* **Work required**
Give the number of lines in the data that contain the word "this"; no other text is needed.

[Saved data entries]
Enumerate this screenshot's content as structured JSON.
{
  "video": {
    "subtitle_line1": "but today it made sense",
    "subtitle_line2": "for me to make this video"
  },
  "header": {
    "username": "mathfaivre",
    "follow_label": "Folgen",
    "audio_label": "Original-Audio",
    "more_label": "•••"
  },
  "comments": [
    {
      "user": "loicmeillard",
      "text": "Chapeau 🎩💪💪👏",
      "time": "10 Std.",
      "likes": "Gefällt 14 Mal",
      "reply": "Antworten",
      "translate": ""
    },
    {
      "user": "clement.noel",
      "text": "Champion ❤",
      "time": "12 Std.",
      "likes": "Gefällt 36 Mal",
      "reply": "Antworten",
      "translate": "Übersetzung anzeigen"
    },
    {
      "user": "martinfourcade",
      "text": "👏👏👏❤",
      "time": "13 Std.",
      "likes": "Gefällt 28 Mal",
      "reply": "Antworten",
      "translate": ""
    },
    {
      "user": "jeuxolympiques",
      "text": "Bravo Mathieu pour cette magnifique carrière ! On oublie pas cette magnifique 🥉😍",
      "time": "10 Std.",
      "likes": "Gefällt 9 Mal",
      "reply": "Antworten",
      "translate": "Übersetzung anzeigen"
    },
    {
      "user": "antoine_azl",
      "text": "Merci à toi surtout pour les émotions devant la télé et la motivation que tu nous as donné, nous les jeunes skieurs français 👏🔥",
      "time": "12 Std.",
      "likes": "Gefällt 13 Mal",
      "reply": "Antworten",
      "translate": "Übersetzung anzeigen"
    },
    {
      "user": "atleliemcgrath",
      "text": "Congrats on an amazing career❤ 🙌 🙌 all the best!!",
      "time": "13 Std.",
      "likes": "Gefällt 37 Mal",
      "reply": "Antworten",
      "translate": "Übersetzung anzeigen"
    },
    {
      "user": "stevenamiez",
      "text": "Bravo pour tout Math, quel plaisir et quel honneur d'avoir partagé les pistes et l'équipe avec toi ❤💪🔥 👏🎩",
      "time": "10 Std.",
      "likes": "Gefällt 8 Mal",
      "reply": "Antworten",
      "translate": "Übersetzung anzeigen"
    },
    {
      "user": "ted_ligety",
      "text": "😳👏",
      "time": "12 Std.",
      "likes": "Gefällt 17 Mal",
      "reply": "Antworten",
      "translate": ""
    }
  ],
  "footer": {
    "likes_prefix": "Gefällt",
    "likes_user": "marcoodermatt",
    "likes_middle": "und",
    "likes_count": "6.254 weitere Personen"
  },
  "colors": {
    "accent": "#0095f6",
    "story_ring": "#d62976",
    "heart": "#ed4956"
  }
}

* **Completed exercise**
2